“Does it help a company to be more productive and innovative when billions are redirected to buy back stock rather than investing in new plants, equipment, R&D, etc. for the sole purpose of reducing the number of shares to improve EPS and other Wall Street metrics that are based on the number of shares outstanding?
“Seems to me that the purpose of share buybacks is to get the short-term approval from the Street, while ignoring the longer-term impacts that may arise from misdirecting capital from productive investments to unproductive expenditures.”
But Reader Thomas countered by saying: “Some of the best minds are running these corporations that are buying back their own stock. These captains of industry have insight, experience, and know-how. The best place to put your money today is to buy back your own shares.
“In doing so, you take the capital out of the crooked hands of the banking cartel (think bail-in), and your own company acts as your own bank. Plus, if there is no demand, why invest in more plants and equipment?”
Of course, purchasing shares when they’re pricey is dangerous no matter who’s doing the buying. Reader Aaron highlighted that risk by saying: “Stocks are trading at very high P/E ratios. If buybacks continue to fall, EPS will also fall. Looks to be a good time to hold cash or go short.”
Reader Nick also weighed in on the direction of the stock market, sharing these comments: “If buybacks are $2 trillion since 2009, and unicorns and trash stocks have taken pretty big hits, then who is left to sell? I would offer that this at least gives some idea of why it’s so quiet (before a storm).
“So, I say the next rout of selling is going to be panic based. What goes up soooo fast must come down just as fast. I would also offer that there are plenty of Swans – pick your shade – to get that ball rolling. It could be ugly now through October.”
Lastly, Reader Tom admitted he is essentially throwing up his hands: “With so many opinions out there, I really do not have a clue where any of these markets are headed.”

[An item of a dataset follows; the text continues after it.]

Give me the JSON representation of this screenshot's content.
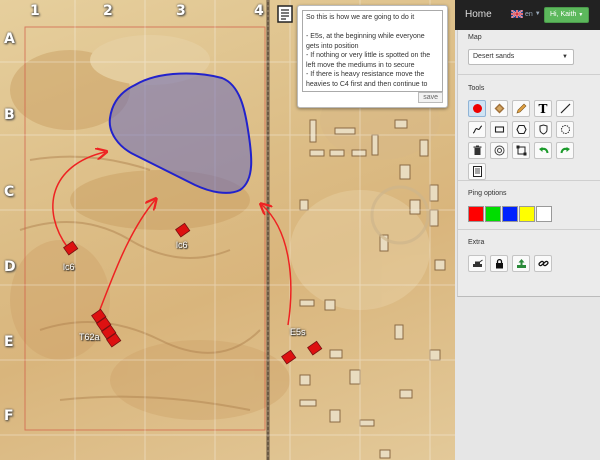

To Tom (and everyone else), I hope I’ve been as clear as I can about where I stand. The “nutshell” version is: Stocks look vulnerable because the credit cycle has definitely turned for the worse. The economy increasingly looks to be slumping toward recession. And all the happy talk and funny money that helped artificially prop up markets for the last 6.5 years is no longer working the way it used to.
Whether you agree or disagree, I encourage you to take a few moments to post your comments at the website below.
Housing starts bounced back somewhat in April, rising 6.6% to a seasonally adjusted annual rate of 1.17 million. But building permits climbed only 3.6% to 1.12 million, missing expectations.
At the same time as the government released those underwhelming construction figures, it said the Consumer Price Index jumped 0.4% last month. That was the biggest increase in more than three years. The “core” CPI gained 0.2%, in line with forecasts.
I’ve been warning about banking sector woes for a while, and I’ve been singling out the European banks as particularly vulnerable. Now, even the European Central Bank admits they’re in trouble. The ECB’s Chief Economist Peter Praet just warned that European financial institutions face a “severe profitability shock” and that they’re suffering from a “lack of consolidation, overcapacity, and legacy problems.”
While many retailers have been struggling, Home Depot (HD) managed to buck the trend in the first quarter. The home improvement retailer reported $1.44 per share in earnings, above the average forecast of $1.35 per share. Revenue rose 9% to $22.8 billion. But the stock tanked anyway amid worries that HD’s best days are behind it.
So what do you think about the crop of economic data today? How about the troubled European banks? And do you think the latest earnings figures make Home Depot a better buy or sell? Hit up the comment section and let me know.
Until next time,